**Problem requirements:** The data below is to be copied exactly, line by line.

Dataset excerpts:
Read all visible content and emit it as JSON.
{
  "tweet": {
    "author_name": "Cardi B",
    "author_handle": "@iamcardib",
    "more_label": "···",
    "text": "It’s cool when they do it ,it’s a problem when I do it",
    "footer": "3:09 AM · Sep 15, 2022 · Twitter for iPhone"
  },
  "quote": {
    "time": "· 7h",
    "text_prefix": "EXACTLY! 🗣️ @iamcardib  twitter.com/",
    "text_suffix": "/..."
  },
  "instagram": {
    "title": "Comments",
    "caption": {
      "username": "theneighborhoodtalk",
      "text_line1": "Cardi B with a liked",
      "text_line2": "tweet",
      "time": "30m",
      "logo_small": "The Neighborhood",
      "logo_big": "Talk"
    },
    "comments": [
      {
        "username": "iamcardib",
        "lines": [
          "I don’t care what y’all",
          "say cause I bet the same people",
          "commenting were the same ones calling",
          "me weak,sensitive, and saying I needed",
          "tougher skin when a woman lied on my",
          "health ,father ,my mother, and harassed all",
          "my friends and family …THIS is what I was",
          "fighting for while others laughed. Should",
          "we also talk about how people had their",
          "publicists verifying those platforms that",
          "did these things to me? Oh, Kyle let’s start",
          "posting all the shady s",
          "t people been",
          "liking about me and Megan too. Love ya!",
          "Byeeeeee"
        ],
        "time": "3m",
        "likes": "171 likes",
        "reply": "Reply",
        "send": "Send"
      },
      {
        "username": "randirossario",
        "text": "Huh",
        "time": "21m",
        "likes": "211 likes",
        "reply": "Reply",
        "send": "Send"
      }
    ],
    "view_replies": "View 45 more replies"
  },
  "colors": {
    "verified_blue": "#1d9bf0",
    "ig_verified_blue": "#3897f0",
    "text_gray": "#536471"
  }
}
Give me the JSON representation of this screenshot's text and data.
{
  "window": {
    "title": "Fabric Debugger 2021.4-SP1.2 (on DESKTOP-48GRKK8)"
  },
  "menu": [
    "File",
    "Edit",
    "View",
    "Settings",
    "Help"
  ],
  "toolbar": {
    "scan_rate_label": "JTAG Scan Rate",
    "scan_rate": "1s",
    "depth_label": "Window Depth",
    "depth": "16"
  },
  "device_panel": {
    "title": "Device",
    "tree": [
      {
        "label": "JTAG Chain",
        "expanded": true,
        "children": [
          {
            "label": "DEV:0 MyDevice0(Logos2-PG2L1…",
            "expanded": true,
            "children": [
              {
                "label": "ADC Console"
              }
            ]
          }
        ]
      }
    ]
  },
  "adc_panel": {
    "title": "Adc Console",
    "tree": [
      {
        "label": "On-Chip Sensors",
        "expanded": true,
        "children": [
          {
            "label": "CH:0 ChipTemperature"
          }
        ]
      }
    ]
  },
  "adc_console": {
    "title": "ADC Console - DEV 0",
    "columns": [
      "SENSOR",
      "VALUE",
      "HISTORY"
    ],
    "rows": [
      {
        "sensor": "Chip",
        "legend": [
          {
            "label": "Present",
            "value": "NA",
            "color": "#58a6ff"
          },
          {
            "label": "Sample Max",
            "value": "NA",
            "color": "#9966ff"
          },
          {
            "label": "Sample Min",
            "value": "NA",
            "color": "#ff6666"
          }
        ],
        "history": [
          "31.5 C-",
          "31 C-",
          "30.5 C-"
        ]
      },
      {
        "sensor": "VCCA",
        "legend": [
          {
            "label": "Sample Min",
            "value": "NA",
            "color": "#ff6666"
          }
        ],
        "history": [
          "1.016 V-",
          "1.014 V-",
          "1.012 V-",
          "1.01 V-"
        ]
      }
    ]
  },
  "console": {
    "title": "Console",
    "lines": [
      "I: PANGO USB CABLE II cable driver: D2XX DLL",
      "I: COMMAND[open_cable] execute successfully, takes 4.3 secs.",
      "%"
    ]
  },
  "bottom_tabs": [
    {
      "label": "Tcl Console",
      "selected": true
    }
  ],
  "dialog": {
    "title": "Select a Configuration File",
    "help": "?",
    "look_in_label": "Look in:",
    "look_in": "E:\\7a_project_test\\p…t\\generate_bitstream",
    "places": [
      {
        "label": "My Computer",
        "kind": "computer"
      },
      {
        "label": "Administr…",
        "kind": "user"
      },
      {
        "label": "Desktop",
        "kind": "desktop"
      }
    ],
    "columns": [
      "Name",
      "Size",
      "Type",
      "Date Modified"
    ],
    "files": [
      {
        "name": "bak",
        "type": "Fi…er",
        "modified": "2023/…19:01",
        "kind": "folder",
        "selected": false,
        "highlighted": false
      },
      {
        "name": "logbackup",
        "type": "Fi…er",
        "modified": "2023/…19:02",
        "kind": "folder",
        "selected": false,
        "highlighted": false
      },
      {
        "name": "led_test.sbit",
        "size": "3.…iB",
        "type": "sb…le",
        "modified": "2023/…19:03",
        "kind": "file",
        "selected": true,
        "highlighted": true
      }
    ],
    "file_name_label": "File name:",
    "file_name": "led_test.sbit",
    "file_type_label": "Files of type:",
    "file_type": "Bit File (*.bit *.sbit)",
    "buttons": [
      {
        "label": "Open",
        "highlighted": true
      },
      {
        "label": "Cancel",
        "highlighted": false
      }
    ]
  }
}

**Written response:**
Read all visible content and emit it as JSON.
{
  "tweet": {
    "author_name": "Cardi B",
    "author_handle": "@iamcardib",
    "more_label": "···",
    "text": "It’s cool when they do it ,it’s a problem when I do it",
    "footer": "3:09 AM · Sep 15, 2022 · Twitter for iPhone"
  },
  "quote": {
    "time": "· 7h",
    "text_prefix": "EXACTLY! 🗣️ @iamcardib  twitter.com/",
    "text_suffix": "/..."
  },
  "instagram": {
    "title": "Comments",
    "caption": {
      "username": "theneighborhoodtalk",
      "text_line1": "Cardi B with a liked",
      "text_line2": "tweet",
      "time": "30m",
      "logo_small": "The Neighborhood",
      "logo_big": "Talk"
    },
    "comments": [
      {
        "username": "iamcardib",
        "lines": [
          "I don’t care what y’all",
          "say cause I bet the same people",
          "commenting were the same ones calling",
          "me weak,sensitive, and saying I needed",
          "tougher skin when a woman lied on my",
          "health ,father ,my mother, and harassed all",
          "my friends and family …THIS is what I was",
          "fighting for while others laughed. Should",
          "we also talk about how people had their",
          "publicists verifying those platforms that",
          "did these things to me? Oh, Kyle let’s start",
          "posting all the shady s",
          "t people been",
          "liking about me and Megan too. Love ya!",
          "Byeeeeee"
        ],
        "time": "3m",
        "likes": "171 likes",
        "reply": "Reply",
        "send": "Send"
      },
      {
        "username": "randirossario",
        "text": "Huh",
        "time": "21m",
        "likes": "211 likes",
        "reply": "Reply",
        "send": "Send"
      }
    ],
    "view_replies": "View 45 more replies"
  },
  "colors": {
    "verified_blue": "#1d9bf0",
    "ig_verified_blue": "#3897f0",
    "text_gray": "#536471"
  }
}
Give me the JSON representation of this screenshot's text and data.
{
  "window": {
    "title": "Fabric Debugger 2021.4-SP1.2 (on DESKTOP-48GRKK8)"
  },
  "menu": [
    "File",
    "Edit",
    "View",
    "Settings",
    "Help"
  ],
  "toolbar": {
    "scan_rate_label": "JTAG Scan Rate",
    "scan_rate": "1s",
    "depth_label": "Window Depth",
    "depth": "16"
  },
  "device_panel": {
    "title": "Device",
    "tree": [
      {
        "label": "JTAG Chain",
        "expanded": true,
        "children": [
          {
            "label": "DEV:0 MyDevice0(Logos2-PG2L1…",
            "expanded": true,
            "children": [
              {
                "label": "ADC Console"
              }
            ]
          }
        ]
      }
    ]
  },
  "adc_panel": {
    "title": "Adc Console",
    "tree": [
      {
        "label": "On-Chip Sensors",
        "expanded": true,
        "children": [
          {
            "label": "CH:0 ChipTemperature"
          }
        ]
      }
    ]
  },
  "adc_console": {
    "title": "ADC Console - DEV 0",
    "columns": [
      "SENSOR",
      "VALUE",
      "HISTORY"
    ],
    "rows": [
      {
        "sensor": "Chip",
        "legend": [
          {
            "label": "Present",
            "value": "NA",
            "color": "#58a6ff"
          },
          {
            "label": "Sample Max",
            "value": "NA",
            "color": "#9966ff"
          },
          {
            "label": "Sample Min",
            "value": "NA",
            "color": "#ff6666"
          }
        ],
        "history": [
          "31.5 C-",
          "31 C-",
          "30.5 C-"
        ]
      },
      {
        "sensor": "VCCA",
        "legend": [
          {
            "label": "Sample Min",
            "value": "NA",
            "color": "#ff6666"
          }
        ],
        "history": [
          "1.016 V-",
          "1.014 V-",
          "1.012 V-",
          "1.01 V-"
        ]
      }
    ]
  },
  "console": {
    "title": "Console",
    "lines": [
      "I: PANGO USB CABLE II cable driver: D2XX DLL",
      "I: COMMAND[open_cable] execute successfully, takes 4.3 secs.",
      "%"
    ]
  },
  "bottom_tabs": [
    {
      "label": "Tcl Console",
      "selected": true
    }
  ],
  "dialog": {
    "title": "Select a Configuration File",
    "help": "?",
    "look_in_label": "Look in:",
    "look_in": "E:\\7a_project_test\\p…t\\generate_bitstream",
    "places": [
      {
        "label": "My Computer",
        "kind": "computer"
      },
      {
        "label": "Administr…",
        "kind": "user"
      },
      {
        "label": "Desktop",
        "kind": "desktop"
      }
    ],
    "columns": [
      "Name",
      "Size",
      "Type",
      "Date Modified"
    ],
    "files": [
      {
        "name": "bak",
        "type": "Fi…er",
        "modified": "2023/…19:01",
        "kind": "folder",
        "selected": false,
        "highlighted": false
      },
      {
        "name": "logbackup",
        "type": "Fi…er",
        "modified": "2023/…19:02",
        "kind": "folder",
        "selected": false,
        "highlighted": false
      },
      {
        "name": "led_test.sbit",
        "size": "3.…iB",
        "type": "sb…le",
        "modified": "2023/…19:03",
        "kind": "file",
        "selected": true,
        "highlighted": true
      }
    ],
    "file_name_label": "File name:",
    "file_name": "led_test.sbit",
    "file_type_label": "Files of type:",
    "file_type": "Bit File (*.bit *.sbit)",
    "buttons": [
      {
        "label": "Open",
        "highlighted": true
      },
      {
        "label": "Cancel",
        "highlighted": false
      }
    ]
  }
}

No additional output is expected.